Curator Philsan Osman
Philsan Osman studies African Languages and Cultures at Ghent University, she is from Somalia and is an aspiring writer, activist and community builder.
This slow discussion will be a curated safe space for participants to engage in a long-form dialogue and open-ended conversation based on the booklet: ‘Voor wie willen we zorgen?: Ecofeminisme als inspiratiebron’. We hope to create a stimulating environment to think and discuss about the ethics of care as one grounded in relationships, in the importance of everyone having a voice, being listened to carefully (in their own right and on their own terms) and heard with respect. We will try to understand why the ethics of care is still embattled in society today, why do we need to reprioritise ideas of and on care? Everyone is invited to engage with each other on their visions and versions of care. The session will then be followed by bodywork as aftercare (eg. breathing exercises, stretching etc) to help solidify the connections between self and the self, self and the fellow participant and ultimately towards self and the world we live in. All are welcome!

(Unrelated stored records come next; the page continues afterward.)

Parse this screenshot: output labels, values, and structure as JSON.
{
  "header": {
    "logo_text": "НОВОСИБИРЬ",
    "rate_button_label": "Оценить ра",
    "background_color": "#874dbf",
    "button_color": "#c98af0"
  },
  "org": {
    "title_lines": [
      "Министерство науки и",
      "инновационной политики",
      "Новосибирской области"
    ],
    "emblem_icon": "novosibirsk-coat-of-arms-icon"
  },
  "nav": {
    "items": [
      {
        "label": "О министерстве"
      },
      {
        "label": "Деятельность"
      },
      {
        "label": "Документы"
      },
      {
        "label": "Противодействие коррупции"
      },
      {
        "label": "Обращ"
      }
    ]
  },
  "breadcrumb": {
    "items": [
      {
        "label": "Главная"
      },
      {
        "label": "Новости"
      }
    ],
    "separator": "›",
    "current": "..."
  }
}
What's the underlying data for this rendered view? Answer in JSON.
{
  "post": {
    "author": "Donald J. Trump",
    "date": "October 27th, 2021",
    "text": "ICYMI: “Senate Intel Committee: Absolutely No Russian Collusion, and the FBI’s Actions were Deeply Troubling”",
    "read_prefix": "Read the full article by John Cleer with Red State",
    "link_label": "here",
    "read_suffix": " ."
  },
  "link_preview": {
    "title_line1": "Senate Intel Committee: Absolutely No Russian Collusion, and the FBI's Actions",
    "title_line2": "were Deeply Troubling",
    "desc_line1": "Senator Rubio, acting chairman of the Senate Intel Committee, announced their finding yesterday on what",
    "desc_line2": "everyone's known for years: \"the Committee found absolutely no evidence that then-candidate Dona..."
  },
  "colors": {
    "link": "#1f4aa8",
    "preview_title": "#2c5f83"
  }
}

Inequality in care work: a daily struggle
Coming home from work exhausted, thinking of what healthy recipe to whip up, rushing to the shop, doing the laundry, cutting up vegetables and helping the children with their homework while the dish is on the cooker. Care’ is a tangible and everyday fact. What role does it take in our increasingly busy lives? Why, in practice, do 42% of Belgian women work part-time, so they can take on the – often invisible and thankless – caring tasks? How can men claim their caring role?
Introduction by Sarah De Coster, gender and diversity expert at Femma Wereldvrouwen

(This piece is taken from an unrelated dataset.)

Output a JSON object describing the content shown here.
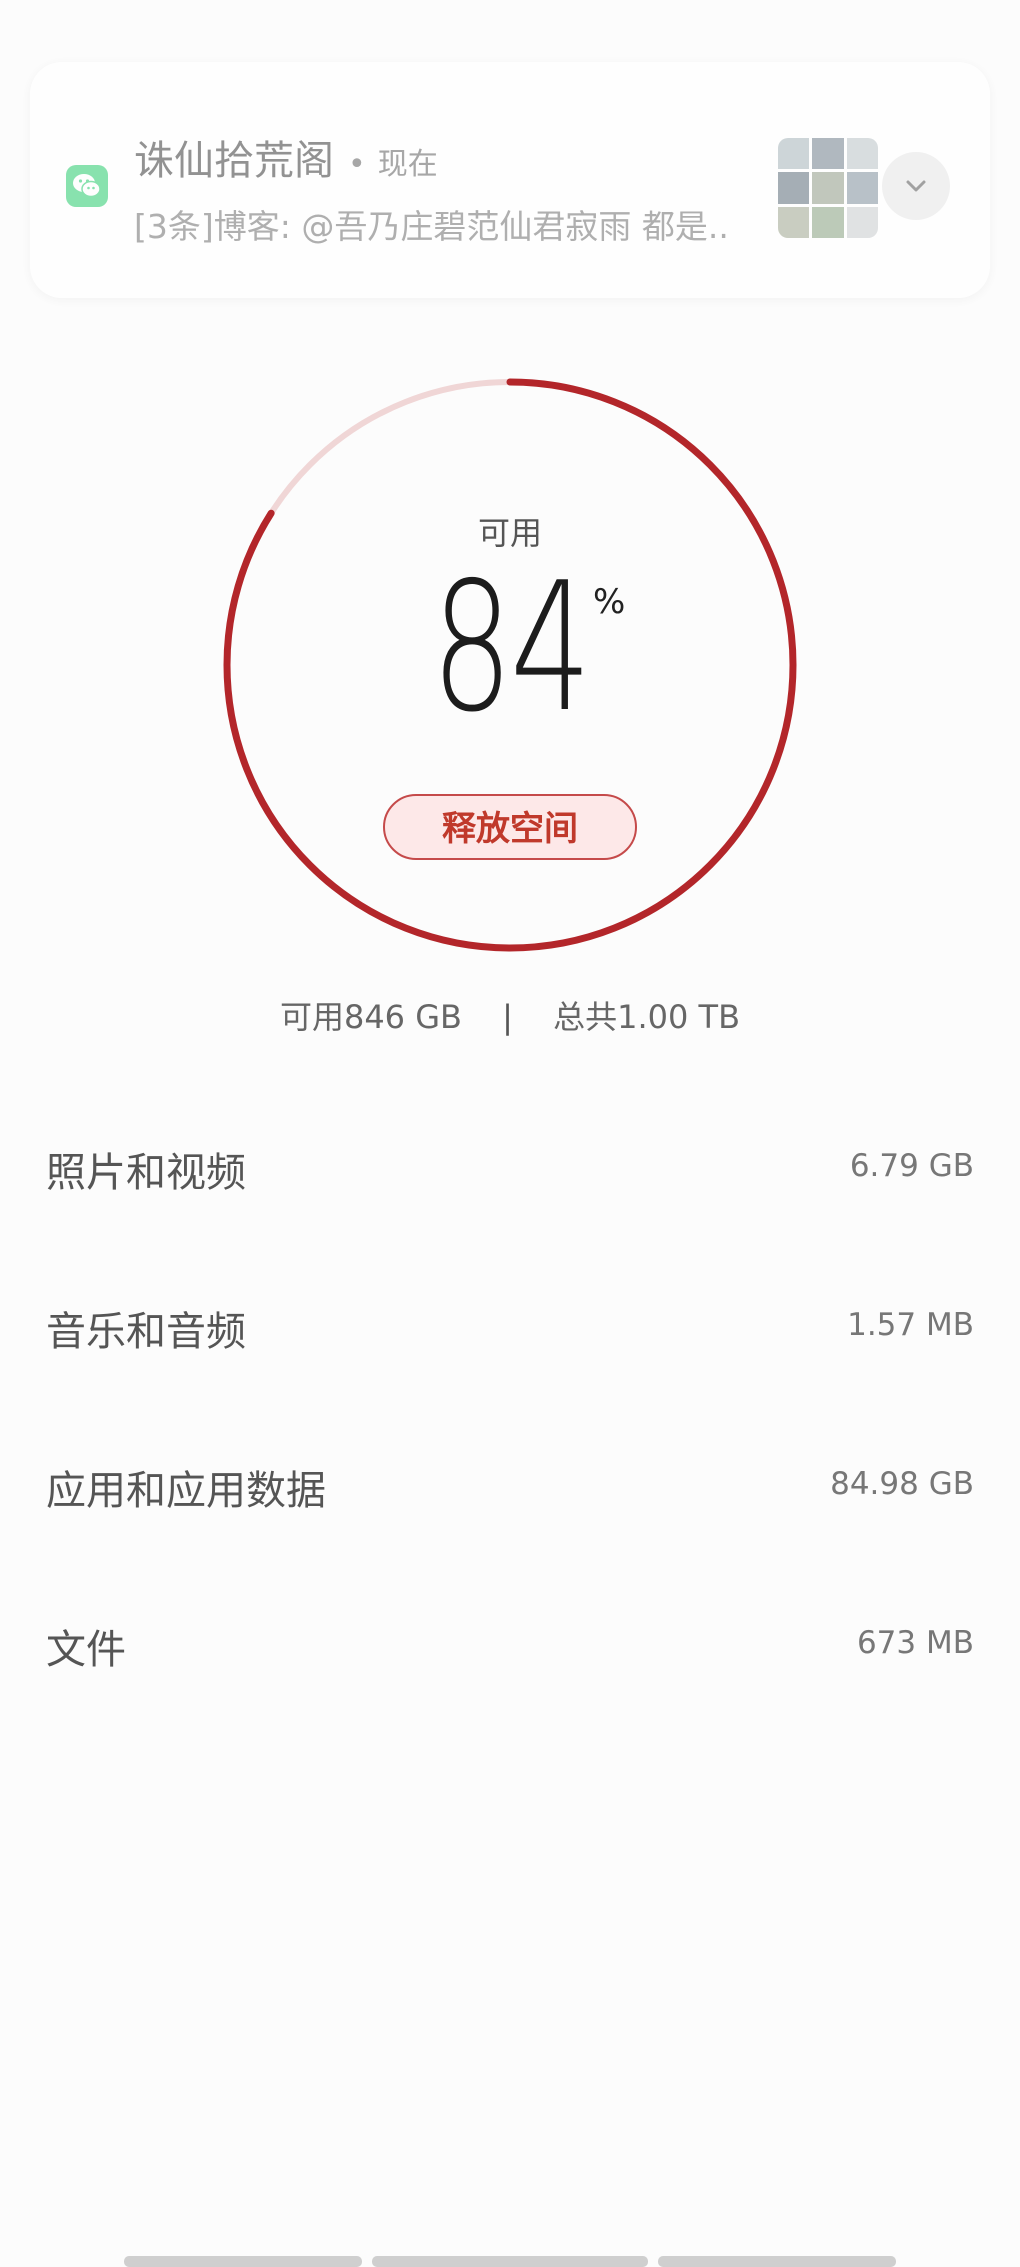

Introduction by Sarah De Coster, gender and diversity expert at Femma Wereldvrouwen
The Work that (Re)Connects: Experimenting with collective grief circles
Many people are experiencing grief and anxiety due to the climate crisis, loss of biodiversity, broken connections with the natural environment, etc. – feelings that may have become even more acute after an intense day at Ecopolis. Therefore, organiser Irma Emmery and facilitator Lut De Naeyer wish to close the event with a Slow discussion during which these emotions of grief can be acknowledged, but also collectivised: after all, it is important to take grief out of the private sphere and make it a shared experience that can serve as a fertile ground for renewed hope, connection with others, and decisiveness.
The model we will follow to facilitate this grieving and healing session is Joanna Macy‘s ‘The Work That Reconnects‘, which is based on four steps: 1) coming from gratitude, 2) honouring our pain for the world, 3) seeing with new eyes, 3) going forth into action. The session will follow some protocols (a kind of ‘etiquette’) that will be explained at the start of the session. Respect, active listening and empathy are central in this Slow Table. We chose to keep the group small in order to allow for a degree of intimacy. Therefore, the registration limit is 18 people, on a first-come-first-served basis. We assume those who have registered will actually attend. However, should any participants cancel in advance, others will still be given the opportunity to participate. We welcome people who are already familiar with (various kinds of) such circles as well as people who are not (yet). An open mind is quite important. We hope to see you there.
The model we will follow to facilitate this grieving and healing session is Joanna Macy‘s ‘The Work That Reconnects‘, which is based on four steps: 1) coming from gratitude, 2) honouring our pain for the world, 3) seeing with new eyes, 3) going forth into action. The session will follow some protocols (a kind of ‘etiquette’) that will be explained at the start of the session. Respect, active listening and empathy are central in this Slow Table.
We chose to keep the group small in order to allow for a degree of intimacy. Therefore, the registration limit is 18 people, on a first-come-first-served basis. We assume those who have registered will actually attend. However, should any participants cancel in advance, others will still be given the opportunity to participate. We welcome people who are already familiar with (various kinds of) such circles as well as people who are not (yet). An open mind is quite important. We hope to see you there.